YOUR OBJECTIVE:
A faithful copy of the data below is required, leaving out every picture.

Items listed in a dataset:
• • • • •

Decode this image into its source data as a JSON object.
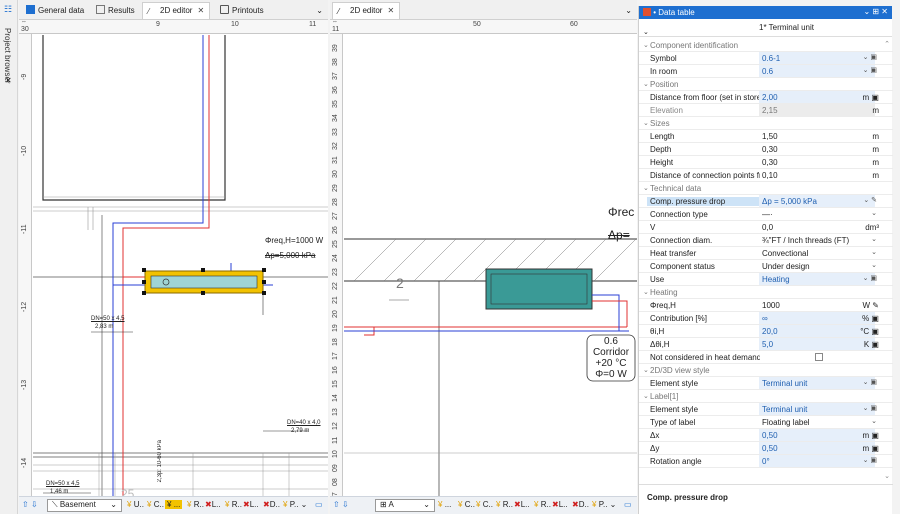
{
  "project_browser": {
    "label": "Project browser"
  },
  "left_tabs": [
    {
      "label": "General data"
    },
    {
      "label": "Results"
    },
    {
      "label": "2D editor"
    },
    {
      "label": "Printouts"
    }
  ],
  "right_tabs": [
    {
      "label": "2D editor"
    }
  ],
  "left_pane": {
    "ruler_h": [
      "9",
      "10",
      "11"
    ],
    "ruler_h_origin": "30",
    "ruler_v": [
      "-9",
      "-10",
      "-11",
      "-12",
      "-13",
      "-14"
    ],
    "annotations": {
      "phi_req": "Φreq,H=1000 W",
      "dp": "Δp=5,000 kPa",
      "dn1": "DN=50 x 4,5",
      "dn1_len": "2,83 m",
      "dn2": "DN=40 x 4,0",
      "dn2_len": "2,79 m",
      "dn3": "DN=50 x 4,5",
      "dn3_len": "1,46 m",
      "num25": "25",
      "vert_text": "2,3p: 10-60 kPa"
    }
  },
  "right_pane": {
    "ruler_v": [
      "39",
      "38",
      "37",
      "36",
      "35",
      "34",
      "33",
      "32",
      "31",
      "30",
      "29",
      "28",
      "27",
      "26",
      "25",
      "24",
      "23",
      "22",
      "21",
      "20",
      "19",
      "18",
      "17",
      "16",
      "15",
      "14",
      "13",
      "12",
      "11",
      "10",
      "09",
      "08",
      "07"
    ],
    "ruler_h": [
      "50",
      "60"
    ],
    "ruler_h_origin": "11",
    "annotations": {
      "phi_cut": "Φrec",
      "dp_cut": "Δp=",
      "num2": "2"
    },
    "room": {
      "num": "0.6",
      "name": "Corridor",
      "temp": "+20 °C",
      "phi": "Φ=0 W"
    }
  },
  "left_status": {
    "level": "Basement",
    "items": [
      "U..",
      "C..",
      "...",
      "R..",
      "L..",
      "R..",
      "L..",
      "D..",
      "P.."
    ]
  },
  "right_status": {
    "level": "A",
    "items": [
      "...",
      "C..",
      "C..",
      "R..",
      "L..",
      "R..",
      "L..",
      "D..",
      "P.."
    ]
  },
  "data_table": {
    "title": "Data table",
    "selector": "1* Terminal unit",
    "rows": [
      {
        "type": "group",
        "label": "Component identification"
      },
      {
        "label": "Symbol",
        "value": "0.6-1",
        "style": "blue",
        "ctl": "⌄ ▣"
      },
      {
        "label": "In room",
        "value": "0.6",
        "style": "blue",
        "ctl": "⌄ ▣"
      },
      {
        "type": "group",
        "label": "Position"
      },
      {
        "label": "Distance from floor (set in storey d",
        "value": "2,00",
        "style": "blue",
        "unit": "m ▣"
      },
      {
        "label": "Elevation",
        "value": "2,15",
        "style": "gray",
        "unit": "m",
        "gray": true
      },
      {
        "type": "group",
        "label": "Sizes"
      },
      {
        "label": "Length",
        "value": "1,50",
        "unit": "m"
      },
      {
        "label": "Depth",
        "value": "0,30",
        "unit": "m"
      },
      {
        "label": "Height",
        "value": "0,30",
        "unit": "m"
      },
      {
        "label": "Distance of connection points fror",
        "value": "0,10",
        "unit": "m"
      },
      {
        "type": "group",
        "label": "Technical data"
      },
      {
        "label": "Comp. pressure drop",
        "value": "Δp = 5,000 kPa",
        "style": "blue",
        "ctl": "⌄ ✎",
        "hl": true
      },
      {
        "label": "Connection type",
        "value": "—·",
        "ctl": "⌄"
      },
      {
        "label": "V",
        "value": "0,0",
        "unit": "dm³"
      },
      {
        "label": "Connection diam.",
        "value": "¾\"FT / Inch threads (FT)",
        "ctl": "⌄"
      },
      {
        "label": "Heat transfer",
        "value": "Convectional",
        "ctl": "⌄"
      },
      {
        "label": "Component status",
        "value": "Under design",
        "ctl": "⌄"
      },
      {
        "label": "Use",
        "value": "Heating",
        "style": "blue",
        "ctl": "⌄ ▣"
      },
      {
        "type": "group",
        "label": "Heating"
      },
      {
        "label": "Φreq,H",
        "value": "1000",
        "unit": "W ✎"
      },
      {
        "label": "Contribution [%]",
        "value": "∞",
        "style": "blue",
        "unit": "% ▣"
      },
      {
        "label": "θi,H",
        "value": "20,0",
        "style": "blue",
        "unit": "°C ▣"
      },
      {
        "label": "Δθi,H",
        "value": "5,0",
        "style": "blue",
        "unit": "K ▣"
      },
      {
        "label": "Not considered in heat demand cc",
        "value": "",
        "checkbox": true
      },
      {
        "type": "group",
        "label": "2D/3D view style"
      },
      {
        "label": "Element style",
        "value": "Terminal unit",
        "style": "blue",
        "ctl": "⌄ ▣"
      },
      {
        "type": "group",
        "label": "Label[1]"
      },
      {
        "label": "Element style",
        "value": "Terminal unit",
        "style": "blue",
        "ctl": "⌄ ▣"
      },
      {
        "label": "Type of label",
        "value": "Floating label",
        "ctl": "⌄"
      },
      {
        "label": "Δx",
        "value": "0,50",
        "style": "blue",
        "unit": "m ▣"
      },
      {
        "label": "Δy",
        "value": "0,50",
        "style": "blue",
        "unit": "m ▣"
      },
      {
        "label": "Rotation angle",
        "value": "0°",
        "style": "blue",
        "ctl": "⌄ ▣"
      }
    ],
    "description": "Comp. pressure drop"
  }
}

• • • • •

YOUR SOLUTION:
Decode this image into its source data as a JSON object.
{
  "project_browser": {
    "label": "Project browser"
  },
  "left_tabs": [
    {
      "label": "General data"
    },
    {
      "label": "Results"
    },
    {
      "label": "2D editor"
    },
    {
      "label": "Printouts"
    }
  ],
  "right_tabs": [
    {
      "label": "2D editor"
    }
  ],
  "left_pane": {
    "ruler_h": [
      "9",
      "10",
      "11"
    ],
    "ruler_h_origin": "30",
    "ruler_v": [
      "-9",
      "-10",
      "-11",
      "-12",
      "-13",
      "-14"
    ],
    "annotations": {
      "phi_req": "Φreq,H=1000 W",
      "dp": "Δp=5,000 kPa",
      "dn1": "DN=50 x 4,5",
      "dn1_len": "2,83 m",
      "dn2": "DN=40 x 4,0",
      "dn2_len": "2,79 m",
      "dn3": "DN=50 x 4,5",
      "dn3_len": "1,46 m",
      "num25": "25",
      "vert_text": "2,3p: 10-60 kPa"
    }
  },
  "right_pane": {
    "ruler_v": [
      "39",
      "38",
      "37",
      "36",
      "35",
      "34",
      "33",
      "32",
      "31",
      "30",
      "29",
      "28",
      "27",
      "26",
      "25",
      "24",
      "23",
      "22",
      "21",
      "20",
      "19",
      "18",
      "17",
      "16",
      "15",
      "14",
      "13",
      "12",
      "11",
      "10",
      "09",
      "08",
      "07"
    ],
    "ruler_h": [
      "50",
      "60"
    ],
    "ruler_h_origin": "11",
    "annotations": {
      "phi_cut": "Φrec",
      "dp_cut": "Δp=",
      "num2": "2"
    },
    "room": {
      "num": "0.6",
      "name": "Corridor",
      "temp": "+20 °C",
      "phi": "Φ=0 W"
    }
  },
  "left_status": {
    "level": "Basement",
    "items": [
      "U..",
      "C..",
      "...",
      "R..",
      "L..",
      "R..",
      "L..",
      "D..",
      "P.."
    ]
  },
  "right_status": {
    "level": "A",
    "items": [
      "...",
      "C..",
      "C..",
      "R..",
      "L..",
      "R..",
      "L..",
      "D..",
      "P.."
    ]
  },
  "data_table": {
    "title": "Data table",
    "selector": "1* Terminal unit",
    "rows": [
      {
        "type": "group",
        "label": "Component identification"
      },
      {
        "label": "Symbol",
        "value": "0.6-1",
        "style": "blue",
        "ctl": "⌄ ▣"
      },
      {
        "label": "In room",
        "value": "0.6",
        "style": "blue",
        "ctl": "⌄ ▣"
      },
      {
        "type": "group",
        "label": "Position"
      },
      {
        "label": "Distance from floor (set in storey d",
        "value": "2,00",
        "style": "blue",
        "unit": "m ▣"
      },
      {
        "label": "Elevation",
        "value": "2,15",
        "style": "gray",
        "unit": "m",
        "gray": true
      },
      {
        "type": "group",
        "label": "Sizes"
      },
      {
        "label": "Length",
        "value": "1,50",
        "unit": "m"
      },
      {
        "label": "Depth",
        "value": "0,30",
        "unit": "m"
      },
      {
        "label": "Height",
        "value": "0,30",
        "unit": "m"
      },
      {
        "label": "Distance of connection points fror",
        "value": "0,10",
        "unit": "m"
      },
      {
        "type": "group",
        "label": "Technical data"
      },
      {
        "label": "Comp. pressure drop",
        "value": "Δp = 5,000 kPa",
        "style": "blue",
        "ctl": "⌄ ✎",
        "hl": true
      },
      {
        "label": "Connection type",
        "value": "—·",
        "ctl": "⌄"
      },
      {
        "label": "V",
        "value": "0,0",
        "unit": "dm³"
      },
      {
        "label": "Connection diam.",
        "value": "¾\"FT / Inch threads (FT)",
        "ctl": "⌄"
      },
      {
        "label": "Heat transfer",
        "value": "Convectional",
        "ctl": "⌄"
      },
      {
        "label": "Component status",
        "value": "Under design",
        "ctl": "⌄"
      },
      {
        "label": "Use",
        "value": "Heating",
        "style": "blue",
        "ctl": "⌄ ▣"
      },
      {
        "type": "group",
        "label": "Heating"
      },
      {
        "label": "Φreq,H",
        "value": "1000",
        "unit": "W ✎"
      },
      {
        "label": "Contribution [%]",
        "value": "∞",
        "style": "blue",
        "unit": "% ▣"
      },
      {
        "label": "θi,H",
        "value": "20,0",
        "style": "blue",
        "unit": "°C ▣"
      },
      {
        "label": "Δθi,H",
        "value": "5,0",
        "style": "blue",
        "unit": "K ▣"
      },
      {
        "label": "Not considered in heat demand cc",
        "value": "",
        "checkbox": true
      },
      {
        "type": "group",
        "label": "2D/3D view style"
      },
      {
        "label": "Element style",
        "value": "Terminal unit",
        "style": "blue",
        "ctl": "⌄ ▣"
      },
      {
        "type": "group",
        "label": "Label[1]"
      },
      {
        "label": "Element style",
        "value": "Terminal unit",
        "style": "blue",
        "ctl": "⌄ ▣"
      },
      {
        "label": "Type of label",
        "value": "Floating label",
        "ctl": "⌄"
      },
      {
        "label": "Δx",
        "value": "0,50",
        "style": "blue",
        "unit": "m ▣"
      },
      {
        "label": "Δy",
        "value": "0,50",
        "style": "blue",
        "unit": "m ▣"
      },
      {
        "label": "Rotation angle",
        "value": "0°",
        "style": "blue",
        "ctl": "⌄ ▣"
      }
    ],
    "description": "Comp. pressure drop"
  }
}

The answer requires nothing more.